"Whole or in pieces, ocean currents could drag it north, even as far as the Falkland Islands," located east of South America's southern peninsula, Anna Hogg of the University of Leeds said in a statement. "If so it could pose a hazard for ships in Drake Passage" ― a stretch of ocean between South America's Cape Horn and Antarctica.
At 21,000 square miles, Larsen C is the largest ice shelf in the region. In recent years, however, what started as a small fracture has moved rapidly through the frozen structure, widening to more than 1,000 feet.
During the month of December, the rift grew by more than 10 miles, followed by another 6 miles in the first few weeks of January. Between May 25 and May 31, it grew by an astounding 11 miles — over 1.5 miles per day.
Today, the fissure is over 120 miles long, and only about three miles from reaching the ocean, according to ESA's new analysis.
"The iceberg remains attached to the ice shelf, but its outer end is moving at the highest speed ever recorded on this ice shelf," researchers with Project MIDAS wrote in a blog post last week. "We still can't tell when calving will occur — it could be hours, days or weeks — but this is a notable departure from previous observations."
Project MIDAS estimates the calving event will remove more than 10 percent of the Larsen C shelf, leaving the ice at "its most retreated position ever recorded."
Along with fundamentally changing the Antarctic Peninsula, scientists worry a break-off could destabilize the entire shelf, meaning Larsen C could be headed for a similar fate as nearby Larsen A and Larsen B, which collapsed and disintegrated in 1995 and 2002, respectively.
Larsen B's vanishing act is highlighted in the NASA video below:
In 2014, over a decade after Larsen B's collapse, scientists determined the event was triggered by rising air temperatures.
Since ice shelves float on the ocean's surface, the impending calving event won't immediately raise sea levels. An event of this scale, however, could destabilize the entire shelf, resulting in its disintegration and the release of the glacier ice it holds back ― which ultimately would raise sea levels.

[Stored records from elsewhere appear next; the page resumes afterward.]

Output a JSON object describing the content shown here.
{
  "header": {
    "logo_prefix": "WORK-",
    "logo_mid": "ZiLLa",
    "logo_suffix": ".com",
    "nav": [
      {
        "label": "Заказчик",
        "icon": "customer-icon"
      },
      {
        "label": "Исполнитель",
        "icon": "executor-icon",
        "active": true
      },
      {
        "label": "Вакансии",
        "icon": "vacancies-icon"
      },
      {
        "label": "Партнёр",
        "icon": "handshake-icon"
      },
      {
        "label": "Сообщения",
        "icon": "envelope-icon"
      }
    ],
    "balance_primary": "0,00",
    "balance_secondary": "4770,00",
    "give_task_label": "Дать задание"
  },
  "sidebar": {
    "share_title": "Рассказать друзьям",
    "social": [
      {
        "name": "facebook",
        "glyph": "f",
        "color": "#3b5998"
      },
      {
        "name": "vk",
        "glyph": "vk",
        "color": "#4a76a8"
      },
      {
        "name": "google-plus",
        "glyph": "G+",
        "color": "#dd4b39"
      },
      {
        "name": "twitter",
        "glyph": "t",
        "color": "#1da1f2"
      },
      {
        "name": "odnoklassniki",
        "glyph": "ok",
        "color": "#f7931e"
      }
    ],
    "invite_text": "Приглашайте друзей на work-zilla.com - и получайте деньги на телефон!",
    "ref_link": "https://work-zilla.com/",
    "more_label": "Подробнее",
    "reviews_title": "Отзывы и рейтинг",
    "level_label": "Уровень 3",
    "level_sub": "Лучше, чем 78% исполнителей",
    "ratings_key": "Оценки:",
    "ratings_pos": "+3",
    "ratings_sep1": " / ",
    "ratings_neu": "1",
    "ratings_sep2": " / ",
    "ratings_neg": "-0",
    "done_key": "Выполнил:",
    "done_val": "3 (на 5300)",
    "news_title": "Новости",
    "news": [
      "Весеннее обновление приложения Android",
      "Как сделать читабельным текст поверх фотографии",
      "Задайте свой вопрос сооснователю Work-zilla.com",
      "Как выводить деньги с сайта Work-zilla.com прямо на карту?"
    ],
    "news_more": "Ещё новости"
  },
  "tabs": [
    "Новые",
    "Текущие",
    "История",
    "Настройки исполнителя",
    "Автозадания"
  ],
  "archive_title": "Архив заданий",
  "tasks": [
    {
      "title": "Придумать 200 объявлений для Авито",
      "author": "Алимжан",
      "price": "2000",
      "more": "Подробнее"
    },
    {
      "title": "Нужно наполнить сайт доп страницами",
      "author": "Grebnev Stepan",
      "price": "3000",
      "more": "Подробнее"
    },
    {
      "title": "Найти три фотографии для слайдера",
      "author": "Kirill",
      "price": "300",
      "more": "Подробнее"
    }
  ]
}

How long that process could take is difficult to pinpoint. But scientists estimate that if all the glaciers behind Larsen C ended up in the ocean, it would raise global sea levels by about 10 centimeters, or 4 inches.